Mortgage regulation is already too fragmented, with second charge
lending being the responsibility of the Office of Fair Trading
rather than the Financial Services Authority (FSA). Our recommendation
is that all mortgage regulation should sit in the same place,
to promote clarity and consistency of practice across the mortgage
market, and minimise confusion for consumers. Having only one
regulator would ultimately make compliance and associated costs
more straightforward for lenders, which could result in lower
costs to borrowers. Currently there is no regulation at all of
buy-to-let lending or securitised mortgages, and these need to
be brought into the new regulatory framework.
9. It is crucial that the new regime addresses
the problems with consumer protection that have existed under
the old system, though it must be emphasised that the FSA is now
vastly improved, with a much better arrears management and enforcement
regime. Shelter largely supports the measures proposed by the
FSA in its recent consultation paper Mortgage Market Review:
Irresponsible lending, and we urge the government to press
ahead with these reforms alongside the proposed structural changes.
The new system must build on the process of improvement that has
already been initiated, rather than set it back.
10. In addition to this, Shelter calls on
the government to ensure that the new regulatory regime incorporates:
Principles rather than rules-based regulation.
The old MCOB (Mortgage Conduct of Business) left far too much
flexibility for interpretation (for example in the use of terms
such as "fairly" and "reasonably" without
definition). More prescriptive, binding rules can promote consistent
standards across the lending industry and give borrowers a much
clearer idea of what to expect.
A rigorous approach towards lenders.
In the past, the FSA has failed to take enforcement action against
specific lenders, even when they have been found guilty of bad
The willingness to name and shame.

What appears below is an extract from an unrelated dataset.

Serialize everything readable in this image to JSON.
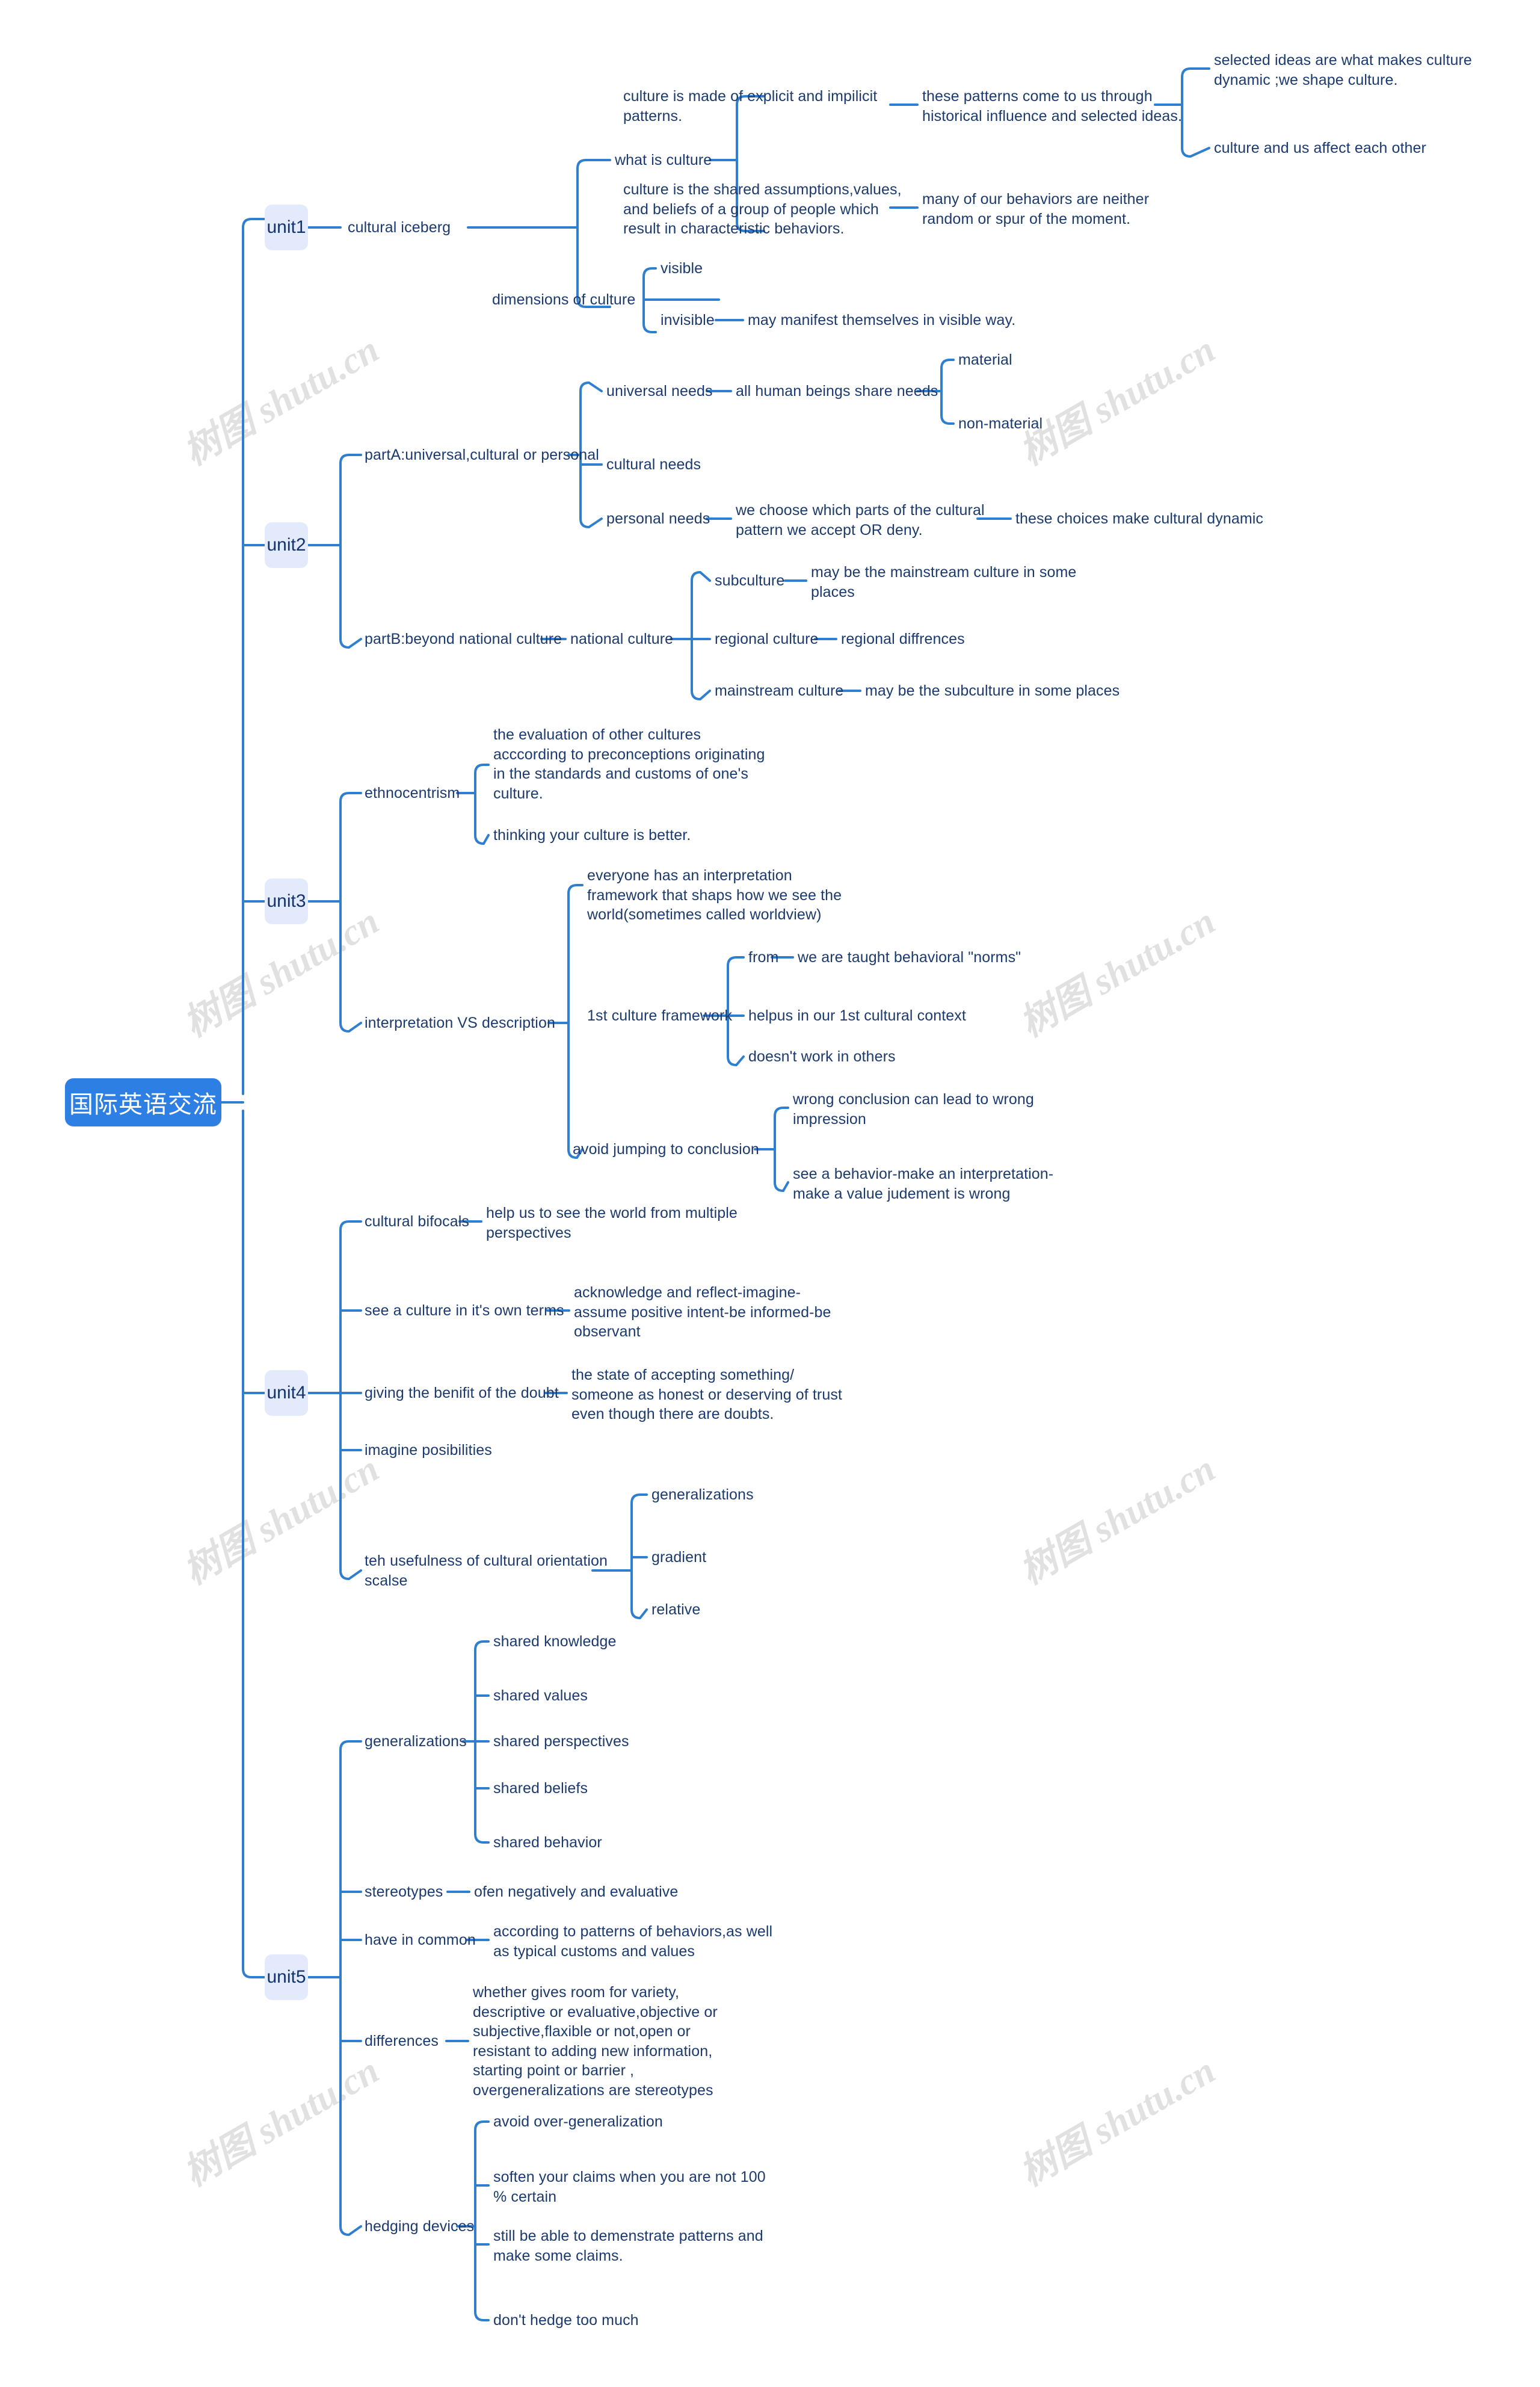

The
FSA has in the past refused to publicly name firms that have been
found guilty of bad practice, and therefore borrowers have not
been sufficiently empowered with the knowledge to challenge their
Provisions for consumer redress. There
must be appropriate systems in place to provide consumer redress
for borrowers who have been mistreated by lenders and who may
have suffered significant financial loss as a result.
22 September 2010
13 Council of Mortgage Lenders. Back
Shelter commissioned YouGov to conduct an online survey of 4,405
adults in Great Britain. Fieldwork was undertaken between 7-10
May 2010. The survey was carried out online. The figures have
been weighted and are representative of all adults (aged 18+). Back
NEF Consulting/Law Centres Federation, The socio-economic
value of law centres, 2008. Based on the cost of providing accommodation
in London, as well as the cost of providing treatment for depression,
the cost of school support for children and the loss of tax receipts
resulting from loss of employment. Back